In the data that follows, count every line holding the string "Team" and give the count alone.

(Saved data entries)
"""

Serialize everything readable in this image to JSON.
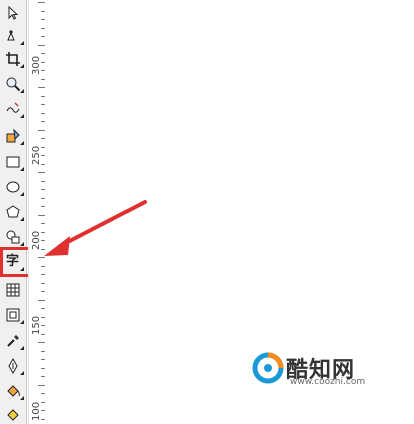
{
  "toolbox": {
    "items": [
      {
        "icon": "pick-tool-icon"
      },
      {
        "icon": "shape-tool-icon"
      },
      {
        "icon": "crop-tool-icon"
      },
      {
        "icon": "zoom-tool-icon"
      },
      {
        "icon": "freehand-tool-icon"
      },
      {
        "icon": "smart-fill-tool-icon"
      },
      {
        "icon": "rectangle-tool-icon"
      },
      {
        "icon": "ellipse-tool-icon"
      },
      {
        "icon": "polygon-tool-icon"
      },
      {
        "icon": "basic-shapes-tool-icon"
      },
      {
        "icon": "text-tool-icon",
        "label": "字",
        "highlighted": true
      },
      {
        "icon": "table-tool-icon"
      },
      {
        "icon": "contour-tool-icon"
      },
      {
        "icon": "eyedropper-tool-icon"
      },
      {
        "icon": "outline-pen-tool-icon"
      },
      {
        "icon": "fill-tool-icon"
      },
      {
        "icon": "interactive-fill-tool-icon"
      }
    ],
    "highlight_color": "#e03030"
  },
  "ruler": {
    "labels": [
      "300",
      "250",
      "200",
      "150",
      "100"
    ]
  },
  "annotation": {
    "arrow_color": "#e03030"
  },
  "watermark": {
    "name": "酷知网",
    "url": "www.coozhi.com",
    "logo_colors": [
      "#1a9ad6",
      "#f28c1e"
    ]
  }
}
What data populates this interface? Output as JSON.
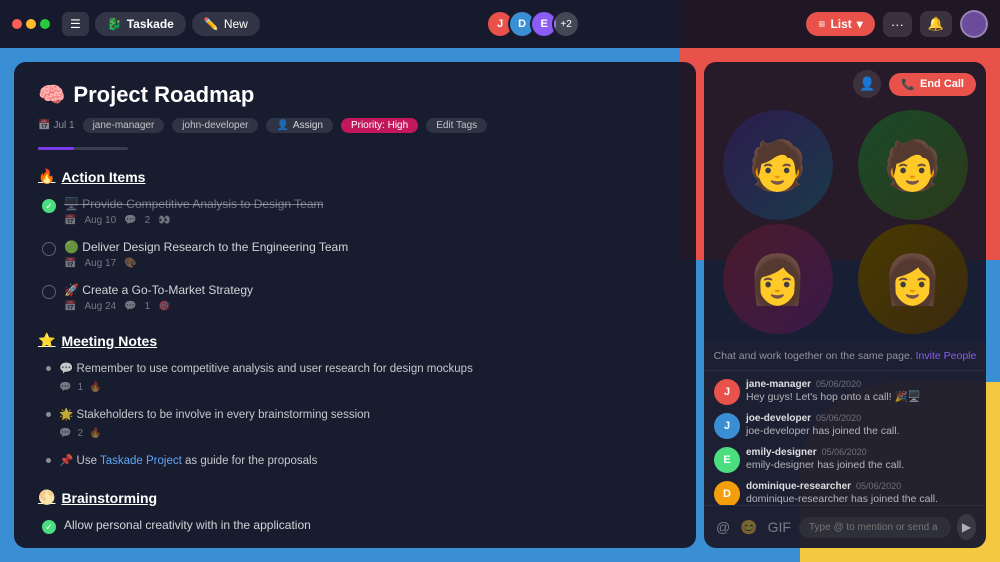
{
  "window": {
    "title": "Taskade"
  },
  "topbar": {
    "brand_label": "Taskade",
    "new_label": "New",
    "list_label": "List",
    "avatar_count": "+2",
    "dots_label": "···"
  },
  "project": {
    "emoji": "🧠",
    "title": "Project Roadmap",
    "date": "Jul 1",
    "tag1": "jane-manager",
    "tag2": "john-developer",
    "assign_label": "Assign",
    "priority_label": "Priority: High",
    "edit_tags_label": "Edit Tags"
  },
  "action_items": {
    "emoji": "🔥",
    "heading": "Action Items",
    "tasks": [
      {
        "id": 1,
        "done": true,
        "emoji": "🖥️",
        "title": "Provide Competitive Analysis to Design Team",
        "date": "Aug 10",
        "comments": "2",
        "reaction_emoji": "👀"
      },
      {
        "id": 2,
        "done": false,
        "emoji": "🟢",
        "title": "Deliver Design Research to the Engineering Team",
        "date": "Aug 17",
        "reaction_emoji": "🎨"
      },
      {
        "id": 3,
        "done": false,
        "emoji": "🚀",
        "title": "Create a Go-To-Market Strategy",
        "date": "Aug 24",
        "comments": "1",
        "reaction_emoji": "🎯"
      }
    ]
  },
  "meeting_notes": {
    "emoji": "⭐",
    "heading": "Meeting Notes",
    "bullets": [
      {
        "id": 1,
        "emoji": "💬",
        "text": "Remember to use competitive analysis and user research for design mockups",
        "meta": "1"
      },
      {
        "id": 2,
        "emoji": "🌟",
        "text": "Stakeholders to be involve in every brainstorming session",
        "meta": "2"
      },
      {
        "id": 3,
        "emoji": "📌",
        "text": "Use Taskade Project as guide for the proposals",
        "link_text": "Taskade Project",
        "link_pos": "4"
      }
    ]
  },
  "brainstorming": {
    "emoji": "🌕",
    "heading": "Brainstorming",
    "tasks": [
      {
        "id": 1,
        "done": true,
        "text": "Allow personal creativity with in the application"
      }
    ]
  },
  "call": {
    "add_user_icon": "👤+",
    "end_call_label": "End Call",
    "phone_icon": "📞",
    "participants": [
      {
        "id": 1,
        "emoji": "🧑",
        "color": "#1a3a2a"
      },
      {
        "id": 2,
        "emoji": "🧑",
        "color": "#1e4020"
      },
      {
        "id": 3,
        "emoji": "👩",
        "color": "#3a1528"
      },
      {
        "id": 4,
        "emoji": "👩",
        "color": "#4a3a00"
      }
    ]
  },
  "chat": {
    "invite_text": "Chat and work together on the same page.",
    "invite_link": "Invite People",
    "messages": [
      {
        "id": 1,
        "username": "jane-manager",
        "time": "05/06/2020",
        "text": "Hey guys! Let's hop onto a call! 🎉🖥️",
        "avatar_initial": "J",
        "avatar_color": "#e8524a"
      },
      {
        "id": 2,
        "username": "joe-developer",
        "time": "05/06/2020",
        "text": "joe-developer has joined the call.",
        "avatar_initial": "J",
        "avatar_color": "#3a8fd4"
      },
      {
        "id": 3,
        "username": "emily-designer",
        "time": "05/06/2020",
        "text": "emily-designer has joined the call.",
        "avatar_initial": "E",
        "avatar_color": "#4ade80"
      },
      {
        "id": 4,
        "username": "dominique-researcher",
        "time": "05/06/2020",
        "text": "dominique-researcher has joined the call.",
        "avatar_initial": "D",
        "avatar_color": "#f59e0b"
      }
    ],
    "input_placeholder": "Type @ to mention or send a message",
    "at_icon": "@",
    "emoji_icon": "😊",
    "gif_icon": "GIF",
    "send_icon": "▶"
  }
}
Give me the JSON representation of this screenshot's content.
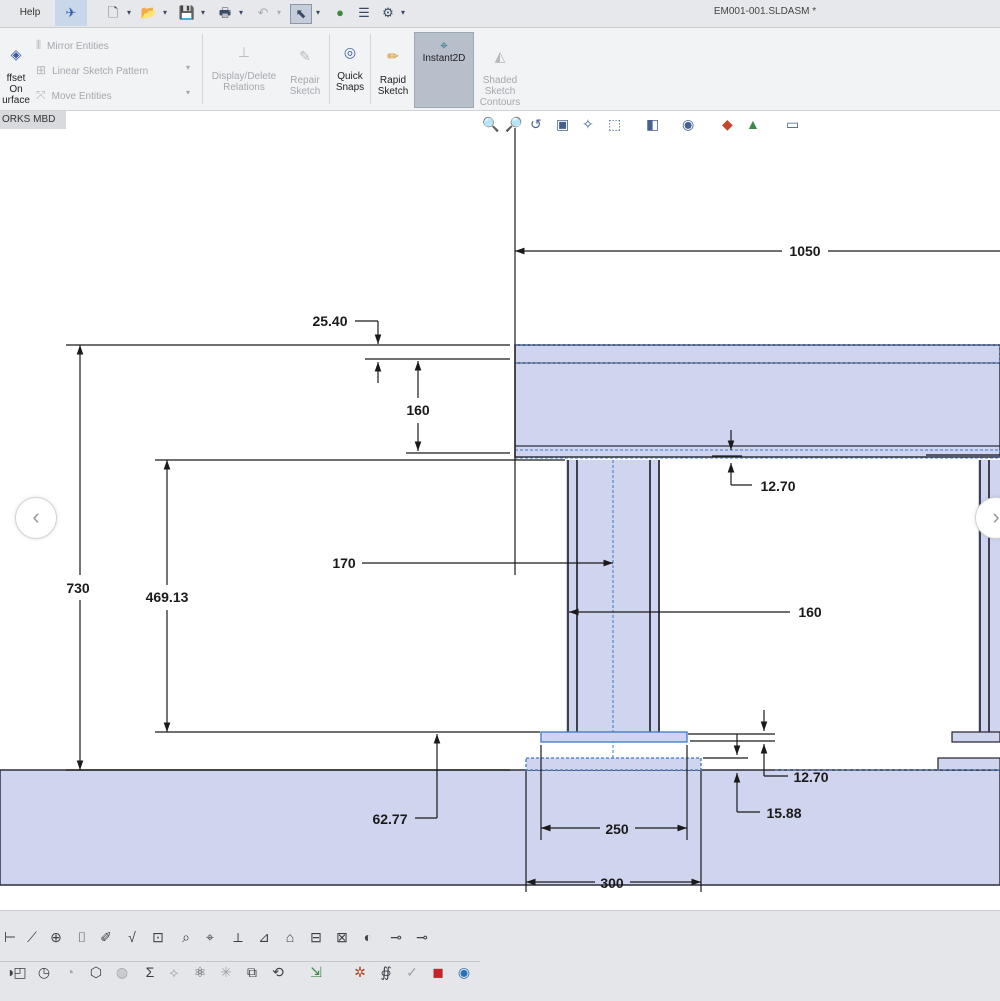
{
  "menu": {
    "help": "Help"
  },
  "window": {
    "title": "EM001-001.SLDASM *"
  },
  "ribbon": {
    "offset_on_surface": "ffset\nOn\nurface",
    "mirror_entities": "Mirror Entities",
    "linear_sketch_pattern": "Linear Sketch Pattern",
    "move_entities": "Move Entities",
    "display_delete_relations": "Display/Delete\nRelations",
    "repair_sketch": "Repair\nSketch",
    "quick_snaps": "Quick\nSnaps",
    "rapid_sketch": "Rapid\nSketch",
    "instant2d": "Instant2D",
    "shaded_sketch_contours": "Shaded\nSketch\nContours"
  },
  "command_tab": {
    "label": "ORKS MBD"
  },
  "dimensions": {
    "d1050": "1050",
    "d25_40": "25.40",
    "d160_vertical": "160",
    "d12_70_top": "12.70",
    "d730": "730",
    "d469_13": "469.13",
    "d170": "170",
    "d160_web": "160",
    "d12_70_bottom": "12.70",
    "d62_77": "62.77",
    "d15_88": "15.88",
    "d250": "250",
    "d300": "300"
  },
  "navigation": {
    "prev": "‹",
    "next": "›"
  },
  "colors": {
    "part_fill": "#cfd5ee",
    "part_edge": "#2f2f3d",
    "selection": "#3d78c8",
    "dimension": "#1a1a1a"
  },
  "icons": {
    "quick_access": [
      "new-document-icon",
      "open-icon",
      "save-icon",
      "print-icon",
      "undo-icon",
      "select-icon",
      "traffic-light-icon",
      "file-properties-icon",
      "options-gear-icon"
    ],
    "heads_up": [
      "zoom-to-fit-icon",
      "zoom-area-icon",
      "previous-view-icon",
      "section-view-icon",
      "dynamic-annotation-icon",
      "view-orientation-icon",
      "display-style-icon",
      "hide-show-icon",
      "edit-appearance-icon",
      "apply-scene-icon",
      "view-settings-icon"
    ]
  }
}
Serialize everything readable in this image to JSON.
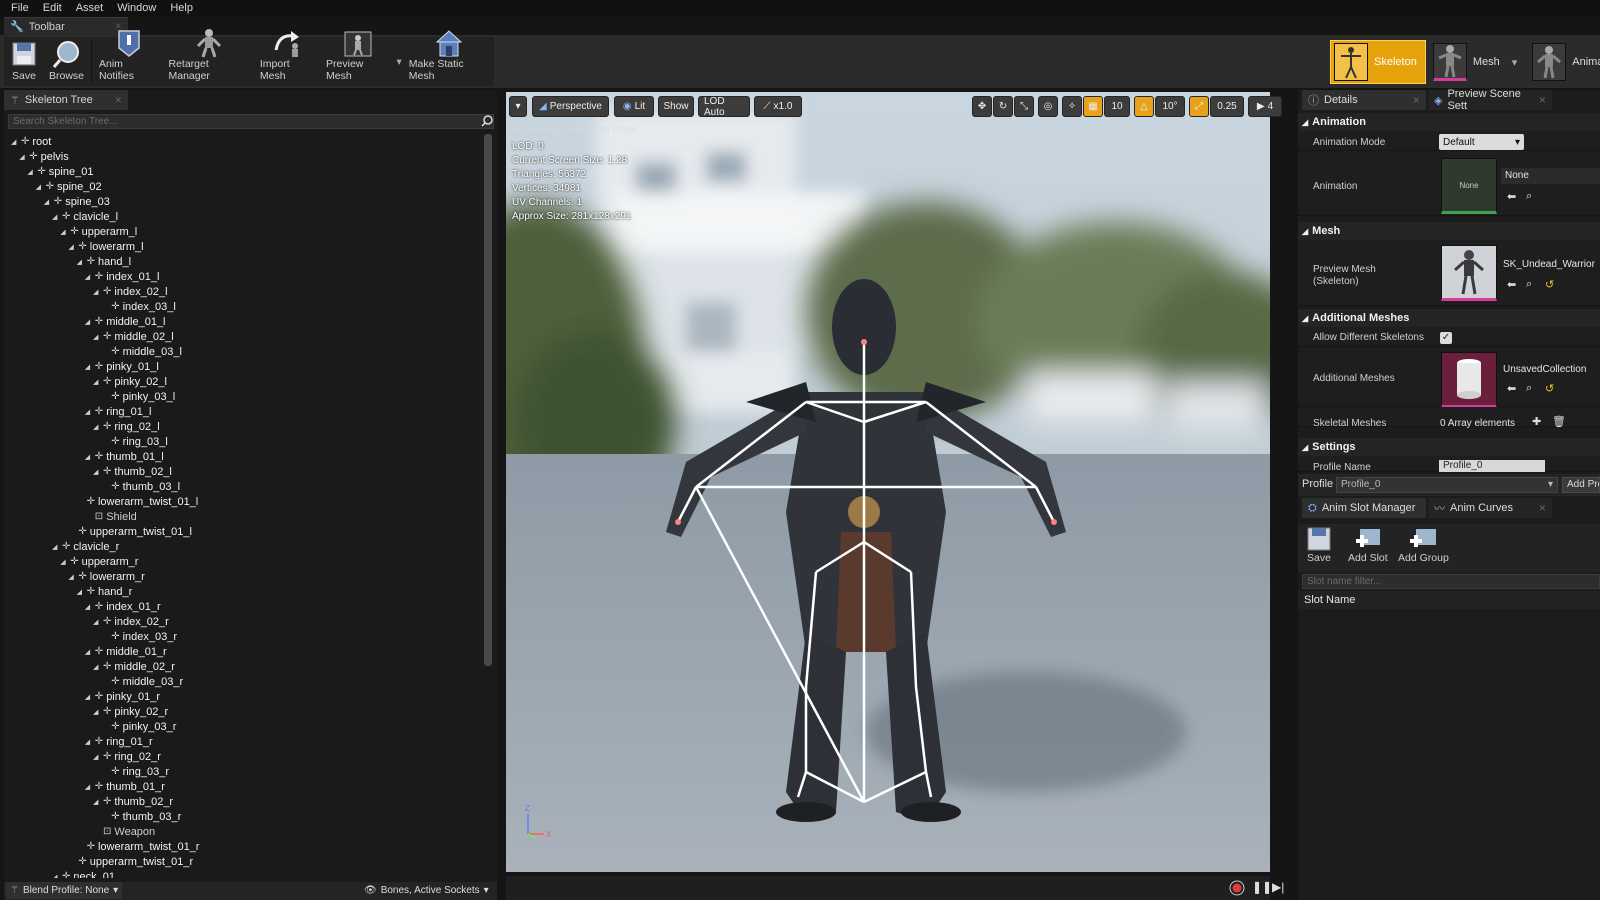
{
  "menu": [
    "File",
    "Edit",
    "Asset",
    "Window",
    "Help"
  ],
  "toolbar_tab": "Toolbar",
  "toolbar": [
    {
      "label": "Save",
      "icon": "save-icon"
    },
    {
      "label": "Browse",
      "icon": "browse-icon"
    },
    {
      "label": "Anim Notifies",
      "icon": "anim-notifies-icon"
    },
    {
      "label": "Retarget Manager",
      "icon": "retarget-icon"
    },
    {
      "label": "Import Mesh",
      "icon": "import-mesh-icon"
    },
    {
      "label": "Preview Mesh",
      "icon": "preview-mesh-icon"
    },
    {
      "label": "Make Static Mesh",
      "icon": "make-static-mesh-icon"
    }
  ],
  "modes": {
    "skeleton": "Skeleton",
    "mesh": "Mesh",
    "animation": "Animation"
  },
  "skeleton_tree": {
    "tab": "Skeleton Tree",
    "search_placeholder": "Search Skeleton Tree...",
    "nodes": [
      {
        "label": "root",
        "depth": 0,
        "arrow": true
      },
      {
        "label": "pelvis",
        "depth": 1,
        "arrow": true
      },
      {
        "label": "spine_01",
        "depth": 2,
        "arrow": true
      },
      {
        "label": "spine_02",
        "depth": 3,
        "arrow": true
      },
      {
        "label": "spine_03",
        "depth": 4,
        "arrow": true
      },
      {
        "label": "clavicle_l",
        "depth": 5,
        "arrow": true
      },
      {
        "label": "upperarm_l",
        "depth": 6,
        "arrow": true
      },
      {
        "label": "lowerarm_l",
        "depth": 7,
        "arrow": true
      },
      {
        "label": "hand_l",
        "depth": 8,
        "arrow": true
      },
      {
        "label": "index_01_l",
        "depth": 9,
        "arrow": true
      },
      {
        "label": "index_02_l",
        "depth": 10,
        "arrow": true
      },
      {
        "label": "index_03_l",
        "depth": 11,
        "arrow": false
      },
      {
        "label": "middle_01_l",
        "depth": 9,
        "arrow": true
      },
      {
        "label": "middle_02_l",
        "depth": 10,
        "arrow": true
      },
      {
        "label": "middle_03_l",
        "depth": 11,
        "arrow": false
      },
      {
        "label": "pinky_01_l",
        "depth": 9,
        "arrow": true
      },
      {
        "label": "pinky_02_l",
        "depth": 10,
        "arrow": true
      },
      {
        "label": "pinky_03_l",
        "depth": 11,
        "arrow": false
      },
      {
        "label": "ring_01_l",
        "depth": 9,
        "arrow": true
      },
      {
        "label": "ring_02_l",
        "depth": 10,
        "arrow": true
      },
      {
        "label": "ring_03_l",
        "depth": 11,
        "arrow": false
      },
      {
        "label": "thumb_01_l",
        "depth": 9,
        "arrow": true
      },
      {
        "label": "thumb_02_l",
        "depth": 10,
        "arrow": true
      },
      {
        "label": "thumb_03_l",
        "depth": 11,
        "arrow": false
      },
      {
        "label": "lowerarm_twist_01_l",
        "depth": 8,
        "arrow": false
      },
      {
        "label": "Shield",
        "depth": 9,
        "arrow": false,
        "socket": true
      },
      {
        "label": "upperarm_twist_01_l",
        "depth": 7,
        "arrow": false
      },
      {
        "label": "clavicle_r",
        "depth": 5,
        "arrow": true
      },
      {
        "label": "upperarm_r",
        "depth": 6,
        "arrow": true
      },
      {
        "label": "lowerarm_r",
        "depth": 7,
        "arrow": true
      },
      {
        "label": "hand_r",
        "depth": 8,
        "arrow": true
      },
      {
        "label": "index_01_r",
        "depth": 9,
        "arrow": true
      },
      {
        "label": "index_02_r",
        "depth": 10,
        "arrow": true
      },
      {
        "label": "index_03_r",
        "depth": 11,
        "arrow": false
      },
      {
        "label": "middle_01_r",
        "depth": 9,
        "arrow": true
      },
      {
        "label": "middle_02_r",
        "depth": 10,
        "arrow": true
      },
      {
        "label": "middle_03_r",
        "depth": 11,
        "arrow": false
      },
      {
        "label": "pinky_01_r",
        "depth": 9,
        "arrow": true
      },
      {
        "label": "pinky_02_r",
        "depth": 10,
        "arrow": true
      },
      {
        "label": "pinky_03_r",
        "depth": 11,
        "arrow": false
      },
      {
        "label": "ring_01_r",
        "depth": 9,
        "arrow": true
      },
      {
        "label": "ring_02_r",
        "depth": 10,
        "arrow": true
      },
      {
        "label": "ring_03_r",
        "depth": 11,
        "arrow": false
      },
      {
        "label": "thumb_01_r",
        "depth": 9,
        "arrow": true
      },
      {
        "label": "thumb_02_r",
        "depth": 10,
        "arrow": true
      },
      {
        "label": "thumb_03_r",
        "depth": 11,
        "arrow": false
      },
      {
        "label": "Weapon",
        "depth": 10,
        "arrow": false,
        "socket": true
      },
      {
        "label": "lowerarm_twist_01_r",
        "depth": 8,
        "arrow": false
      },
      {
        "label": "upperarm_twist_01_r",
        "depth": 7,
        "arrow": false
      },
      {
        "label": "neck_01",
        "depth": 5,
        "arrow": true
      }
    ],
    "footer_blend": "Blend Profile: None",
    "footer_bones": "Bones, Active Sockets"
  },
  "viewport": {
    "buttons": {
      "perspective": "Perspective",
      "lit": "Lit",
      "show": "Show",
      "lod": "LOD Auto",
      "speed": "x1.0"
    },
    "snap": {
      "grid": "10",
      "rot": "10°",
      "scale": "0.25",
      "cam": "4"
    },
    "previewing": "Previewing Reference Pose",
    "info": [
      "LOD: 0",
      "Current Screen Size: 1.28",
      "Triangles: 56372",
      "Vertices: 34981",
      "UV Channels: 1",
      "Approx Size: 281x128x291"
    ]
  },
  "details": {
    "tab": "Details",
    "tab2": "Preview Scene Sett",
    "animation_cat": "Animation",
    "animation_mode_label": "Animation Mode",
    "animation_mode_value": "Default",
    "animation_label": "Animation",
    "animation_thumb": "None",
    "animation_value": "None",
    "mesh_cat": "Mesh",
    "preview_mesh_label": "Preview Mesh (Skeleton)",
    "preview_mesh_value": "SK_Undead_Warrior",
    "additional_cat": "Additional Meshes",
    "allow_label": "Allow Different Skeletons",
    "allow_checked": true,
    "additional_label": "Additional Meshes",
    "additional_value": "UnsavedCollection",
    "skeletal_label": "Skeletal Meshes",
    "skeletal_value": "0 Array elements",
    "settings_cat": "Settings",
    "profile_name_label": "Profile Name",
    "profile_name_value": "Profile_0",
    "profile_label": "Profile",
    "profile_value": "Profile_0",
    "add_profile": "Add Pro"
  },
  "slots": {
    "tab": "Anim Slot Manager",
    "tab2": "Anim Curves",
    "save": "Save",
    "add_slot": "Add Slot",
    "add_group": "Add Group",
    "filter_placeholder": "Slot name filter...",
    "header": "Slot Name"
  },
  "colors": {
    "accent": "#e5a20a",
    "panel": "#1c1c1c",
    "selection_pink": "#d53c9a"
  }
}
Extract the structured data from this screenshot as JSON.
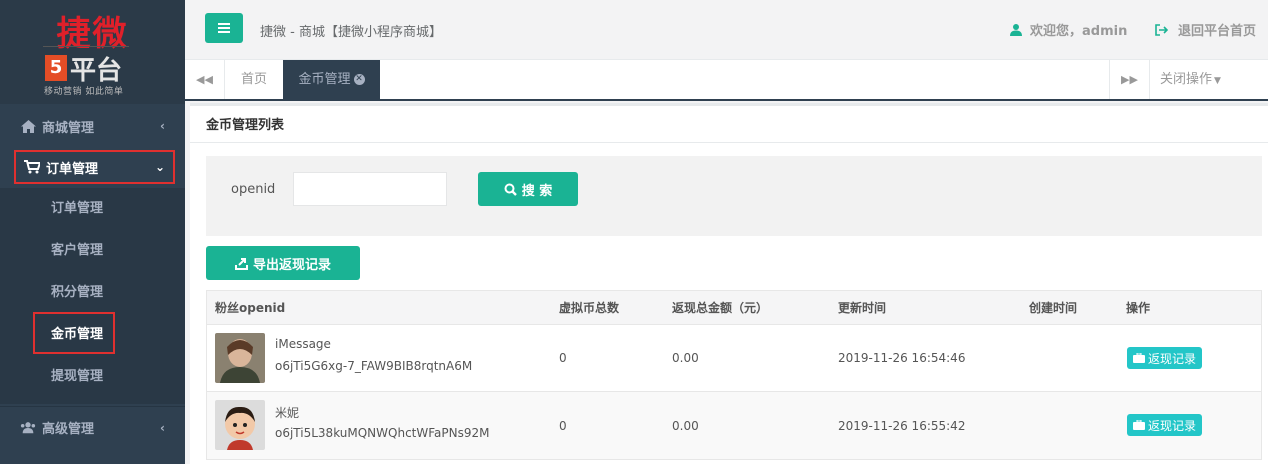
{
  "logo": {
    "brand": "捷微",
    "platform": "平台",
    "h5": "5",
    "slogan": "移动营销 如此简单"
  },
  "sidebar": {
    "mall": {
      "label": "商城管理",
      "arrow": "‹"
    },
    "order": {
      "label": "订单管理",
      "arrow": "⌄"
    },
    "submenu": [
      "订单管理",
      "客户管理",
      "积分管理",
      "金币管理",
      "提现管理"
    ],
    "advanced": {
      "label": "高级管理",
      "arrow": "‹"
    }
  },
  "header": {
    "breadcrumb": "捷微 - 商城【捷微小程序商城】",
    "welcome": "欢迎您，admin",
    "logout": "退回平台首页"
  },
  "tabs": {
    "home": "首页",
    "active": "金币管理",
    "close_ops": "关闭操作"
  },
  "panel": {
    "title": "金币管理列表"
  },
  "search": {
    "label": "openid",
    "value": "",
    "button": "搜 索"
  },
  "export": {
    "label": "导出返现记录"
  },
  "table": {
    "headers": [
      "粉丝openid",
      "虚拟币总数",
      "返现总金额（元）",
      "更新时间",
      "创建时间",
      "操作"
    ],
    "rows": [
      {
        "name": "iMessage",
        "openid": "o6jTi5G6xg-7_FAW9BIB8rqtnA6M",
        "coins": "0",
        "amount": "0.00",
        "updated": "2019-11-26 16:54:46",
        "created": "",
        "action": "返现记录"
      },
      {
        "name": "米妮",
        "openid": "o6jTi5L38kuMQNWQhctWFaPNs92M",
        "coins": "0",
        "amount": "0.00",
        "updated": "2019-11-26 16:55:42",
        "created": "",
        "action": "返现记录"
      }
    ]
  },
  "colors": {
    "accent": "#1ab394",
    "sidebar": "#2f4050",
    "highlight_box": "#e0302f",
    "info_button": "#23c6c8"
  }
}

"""

▶ **Answer section**
2